### INPUT RECORDS:
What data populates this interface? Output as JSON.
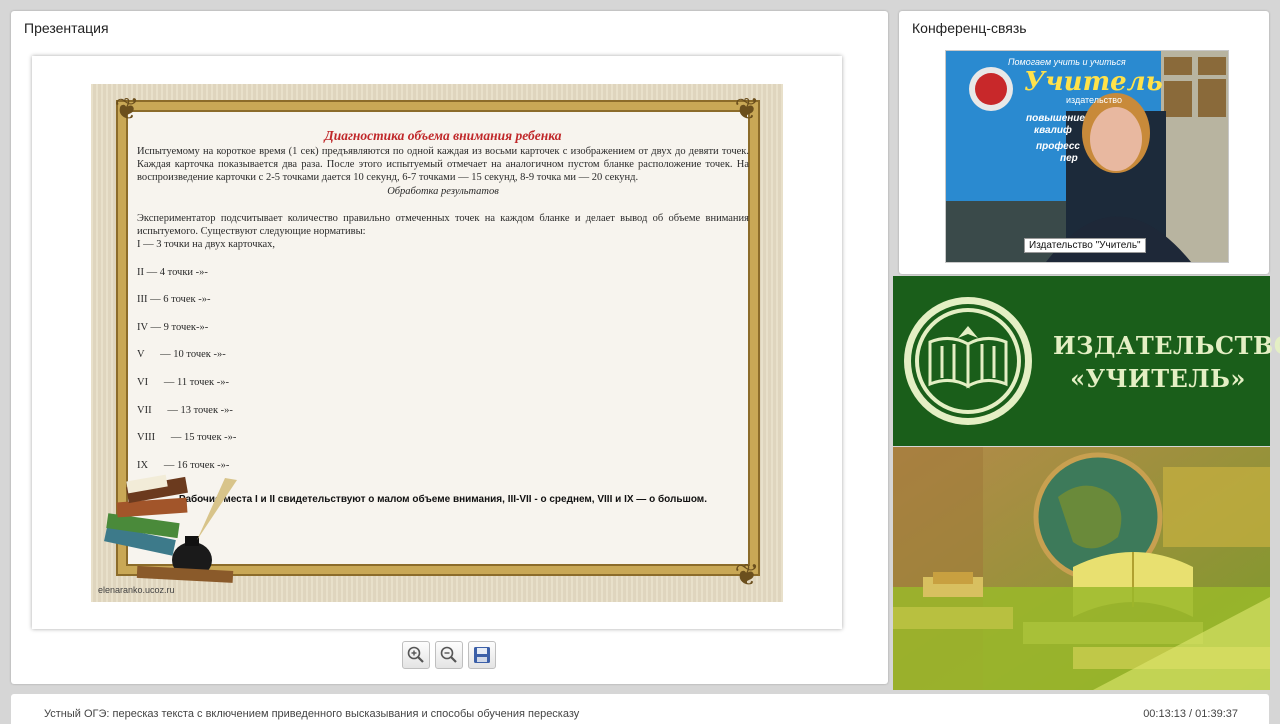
{
  "presentation_panel": {
    "title": "Презентация",
    "slide": {
      "heading": "Диагностика объема внимания ребенка",
      "paragraph1": "Испытуемому на короткое время (1 сек) предъявляются по одной каждая из восьми карточек с изображением от двух до девяти точек. Каждая карточка показывается два раза. После этого испытуемый отмечает на аналогичном пустом бланке расположение точек. На воспроизведение карточки с 2-5 точками дается 10 секунд, 6-7 точками — 15 секунд, 8-9 точка ми — 20 секунд.",
      "subheading": "Обработка результатов",
      "paragraph2": "Экспериментатор подсчитывает количество правильно отмеченных точек на каждом бланке и делает вывод об объеме внимания испытуемого. Существуют следующие нормативы:",
      "norms": [
        "I — 3 точки на двух карточках,",
        "II — 4 точки -»-",
        "III — 6 точек -»-",
        "IV — 9 точек-»-",
        "V      — 10 точек -»-",
        "VI      — 11 точек -»-",
        "VII      — 13 точек -»-",
        "VIII      — 15 точек -»-",
        "IX      — 16 точек -»-"
      ],
      "conclusion": "Рабочие места I и II свидетельствуют о малом объеме внимания, III-VII - о среднем, VIII и IX — о большом.",
      "watermark": "elenaranko.ucoz.ru"
    },
    "toolbar": {
      "zoom_in_icon": "zoom-in-icon",
      "zoom_out_icon": "zoom-out-icon",
      "save_icon": "save-icon"
    }
  },
  "conference_panel": {
    "title": "Конференц-связь",
    "speaker_label": "Издательство \"Учитель\"",
    "poster": {
      "line1": "Помогаем учить и учиться",
      "brand": "Учитель",
      "sub": "издательство",
      "bullet1": "повышение",
      "bullet1b": "квалиф",
      "bullet2": "професс",
      "bullet2b": "пер"
    }
  },
  "publisher_banner": {
    "line1": "ИЗДАТЕЛЬСТВО",
    "line2": "«УЧИТЕЛЬ»",
    "logo_icon": "book-logo-icon"
  },
  "bottom_bar": {
    "course_title": "Устный ОГЭ: пересказ текста с включением приведенного высказывания и способы обучения пересказу",
    "time": "00:13:13 / 01:39:37"
  },
  "colors": {
    "background": "#d6d6d6",
    "slide_heading": "#c0282a",
    "publisher_green": "#1a5e1a",
    "publisher_text": "#e4efc4"
  }
}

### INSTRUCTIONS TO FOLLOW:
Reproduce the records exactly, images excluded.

### SOLUTION:
What data populates this interface? Output as JSON.
{
  "presentation_panel": {
    "title": "Презентация",
    "slide": {
      "heading": "Диагностика объема внимания ребенка",
      "paragraph1": "Испытуемому на короткое время (1 сек) предъявляются по одной каждая из восьми карточек с изображением от двух до девяти точек. Каждая карточка показывается два раза. После этого испытуемый отмечает на аналогичном пустом бланке расположение точек. На воспроизведение карточки с 2-5 точками дается 10 секунд, 6-7 точками — 15 секунд, 8-9 точка ми — 20 секунд.",
      "subheading": "Обработка результатов",
      "paragraph2": "Экспериментатор подсчитывает количество правильно отмеченных точек на каждом бланке и делает вывод об объеме внимания испытуемого. Существуют следующие нормативы:",
      "norms": [
        "I — 3 точки на двух карточках,",
        "II — 4 точки -»-",
        "III — 6 точек -»-",
        "IV — 9 точек-»-",
        "V      — 10 точек -»-",
        "VI      — 11 точек -»-",
        "VII      — 13 точек -»-",
        "VIII      — 15 точек -»-",
        "IX      — 16 точек -»-"
      ],
      "conclusion": "Рабочие места I и II свидетельствуют о малом объеме внимания, III-VII - о среднем, VIII и IX — о большом.",
      "watermark": "elenaranko.ucoz.ru"
    },
    "toolbar": {
      "zoom_in_icon": "zoom-in-icon",
      "zoom_out_icon": "zoom-out-icon",
      "save_icon": "save-icon"
    }
  },
  "conference_panel": {
    "title": "Конференц-связь",
    "speaker_label": "Издательство \"Учитель\"",
    "poster": {
      "line1": "Помогаем учить и учиться",
      "brand": "Учитель",
      "sub": "издательство",
      "bullet1": "повышение",
      "bullet1b": "квалиф",
      "bullet2": "професс",
      "bullet2b": "пер"
    }
  },
  "publisher_banner": {
    "line1": "ИЗДАТЕЛЬСТВО",
    "line2": "«УЧИТЕЛЬ»",
    "logo_icon": "book-logo-icon"
  },
  "bottom_bar": {
    "course_title": "Устный ОГЭ: пересказ текста с включением приведенного высказывания и способы обучения пересказу",
    "time": "00:13:13 / 01:39:37"
  },
  "colors": {
    "background": "#d6d6d6",
    "slide_heading": "#c0282a",
    "publisher_green": "#1a5e1a",
    "publisher_text": "#e4efc4"
  }
}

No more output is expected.